Women Die In Flooded Van Driven By South Carolina Deputies
As South Carolina rivers overflowed from Florence's torrential rain, deputies taking two women to a mental health facility drove into floodwaters that engulfed their van and trapped the women inside, officials said Wednesday. The two deputies worked to free the women, who were being transported Tuesday night as part of a court order, but were not able to save them from the back of the van, Horry County Sheriff Phillip Thompson told reporters. (Kinnard, 9/20)
The Washington Post:
S.C. Florence Deaths: Horry County Sheriff’s Detainees Die When Floodwaters Sweep Away Transport Van
By the time a rescue team arrived, the deputies were stranded on top of the van. It was too late for the women. Richardson said a diver was able to get a look at the bodies, but as of Wednesday afternoon the van and women remained submerged. “They’re in a ditch,” the coroner said. “It’s deep, swift, dark and contaminated. You’ve got snakes, tree limbs and trash.” A dive team was assembling to extract the women, he said, but he was not sure when conditions would allow it. (Selk, 9/19)
Recovering From Florence, Hospitals Get An Outside Assist
When Atrium Health's mobile hospital unit arrived into Burgaw, N.C., on Monday from its home-base in Charlotte, residents of the rural area had been without medical care for days in the wake of Hurricane Florence. They lined up for help even as the medical team was setting up in a Family Dollar parking lot. The area's Pender Memorial Hospital, a critical access hospital, was evacuated ahead of the storm and remained closed because of flooding. The nearest open hospital sat at least 50 miles to the south in Wilmington, N.C., a city unreachable by ground transportation after rising floodwaters cut if off from the rest of the state. (Livingston, 9/19)
Do Hurricanes' Low Barometric Pressure Trigger Births?
Have you heard the theory that low air pressure during a hurricane can cause a surge in births? Supposedly a steep drop in barometric pressure makes it easier for a baby to pop out. As Hurricane Florence ripped through the Carolinas, we wondered if that was really true. "It's one of those old wives' tales," said Dr. Hal Lawrence, executive vice president and CEO of the American College of Obstetricians and Gynecologists. (Cohen, 9/19)
Kaiser Health News:
Chaos And Agitation: Helping A Patient Survive A Hurricane
As Hurricane Florence barreled toward her coastal community, Patty Younts grappled with a question: Where should a person with dementia go? Her husband, Howard, 66, suffers from a type of dementia called posterior cortical atrophy, which has robbed him of short-term memory and made him almost blind. Their home on Pawley Island in South Carolina, where they have lived for more than 30 years, lay in a mandatory evacuation zone. Staying could mean exposing themselves to raging winds and a storm surge. But leaving would mean upending the familiar routines and sense of security that her husband relies on. (Bailey, 9/20)

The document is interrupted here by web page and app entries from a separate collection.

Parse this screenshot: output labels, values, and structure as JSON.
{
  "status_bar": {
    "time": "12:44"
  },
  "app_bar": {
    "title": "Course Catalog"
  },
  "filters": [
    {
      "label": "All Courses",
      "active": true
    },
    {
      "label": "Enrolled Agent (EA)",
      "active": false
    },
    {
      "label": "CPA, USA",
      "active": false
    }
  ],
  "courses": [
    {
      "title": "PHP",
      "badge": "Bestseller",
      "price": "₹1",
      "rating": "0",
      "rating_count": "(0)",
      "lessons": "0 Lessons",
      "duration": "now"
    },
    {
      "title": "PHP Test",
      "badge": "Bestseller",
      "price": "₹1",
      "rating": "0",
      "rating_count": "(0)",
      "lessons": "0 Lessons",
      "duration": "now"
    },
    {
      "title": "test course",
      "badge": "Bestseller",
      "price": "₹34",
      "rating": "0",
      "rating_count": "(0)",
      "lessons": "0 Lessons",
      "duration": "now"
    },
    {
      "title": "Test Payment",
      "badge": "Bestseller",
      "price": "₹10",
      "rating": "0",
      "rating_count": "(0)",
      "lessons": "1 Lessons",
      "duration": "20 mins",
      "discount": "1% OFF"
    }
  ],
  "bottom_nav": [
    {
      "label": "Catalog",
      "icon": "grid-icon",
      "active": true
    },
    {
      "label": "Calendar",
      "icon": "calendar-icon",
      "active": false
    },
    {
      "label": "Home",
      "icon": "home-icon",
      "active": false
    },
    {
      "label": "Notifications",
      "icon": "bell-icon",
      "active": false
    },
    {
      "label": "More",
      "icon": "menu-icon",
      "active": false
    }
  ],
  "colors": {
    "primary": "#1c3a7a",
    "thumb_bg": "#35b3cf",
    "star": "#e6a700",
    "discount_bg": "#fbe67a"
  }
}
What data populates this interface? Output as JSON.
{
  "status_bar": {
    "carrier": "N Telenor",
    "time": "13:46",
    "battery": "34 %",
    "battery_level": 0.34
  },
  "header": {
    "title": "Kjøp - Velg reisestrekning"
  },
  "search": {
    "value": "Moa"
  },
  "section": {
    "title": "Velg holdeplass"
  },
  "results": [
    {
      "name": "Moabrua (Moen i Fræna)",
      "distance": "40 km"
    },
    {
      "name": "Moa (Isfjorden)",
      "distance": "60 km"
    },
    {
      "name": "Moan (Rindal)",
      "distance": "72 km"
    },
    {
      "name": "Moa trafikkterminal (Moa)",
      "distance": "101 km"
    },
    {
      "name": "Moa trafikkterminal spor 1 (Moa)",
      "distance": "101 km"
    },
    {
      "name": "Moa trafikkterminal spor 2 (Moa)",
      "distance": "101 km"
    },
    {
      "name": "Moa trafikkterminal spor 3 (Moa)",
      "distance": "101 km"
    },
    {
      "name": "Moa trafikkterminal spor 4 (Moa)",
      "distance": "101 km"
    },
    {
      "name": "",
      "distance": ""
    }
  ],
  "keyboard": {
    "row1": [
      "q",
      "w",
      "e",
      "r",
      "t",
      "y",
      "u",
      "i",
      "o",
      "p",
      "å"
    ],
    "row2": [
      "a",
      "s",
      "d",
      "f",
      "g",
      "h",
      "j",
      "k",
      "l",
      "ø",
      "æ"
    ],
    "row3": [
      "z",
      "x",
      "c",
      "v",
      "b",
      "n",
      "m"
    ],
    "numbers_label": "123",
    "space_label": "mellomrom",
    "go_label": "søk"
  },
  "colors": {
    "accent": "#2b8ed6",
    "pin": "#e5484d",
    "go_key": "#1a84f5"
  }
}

The Washington Post:
Hurricane Florence, ‘Just A Cat 1,’ Reveals Flaw With Saffir-Simpson Scale
Rolling across the Atlantic Ocean early last week, bearing down on the Carolinas, Hurricane Florence grew into a Category 4 storm, nearly a 5 — and that got everyone’s attention. People know that a Cat 5 is as big and bad as a storm can get. In Craven County, N.C., authorities changed their voluntary evacuation order to “mandatory” for all 105,000 residents. Then Florence ran into some shearing winds, and downshifted to a Cat 3 — and then a Cat 2. (Achenbach and Wax-Thibodeaux, 9/19)
The Washington Post:
Floods Prevent Inspectors From Studying Environmental Harm
Aerial photographs show widespread devastation to farms and industrial sites in eastern North Carolina, with tell-tale trails of rainbow-colored sheen indicating potential contamination visible on top of the black floodwaters. However, conditions remain so bad more than five days after Hurricane Florence made landfall that the N.C. Department of Environmental Quality said its inspectors have been unable to visit the hardest hit areas or collect samples of the floodwater for lab testing. The agency’s regional office in Fayetteville had one foot of water inside, while other locations were without electricity. (Biesecker, 9/20)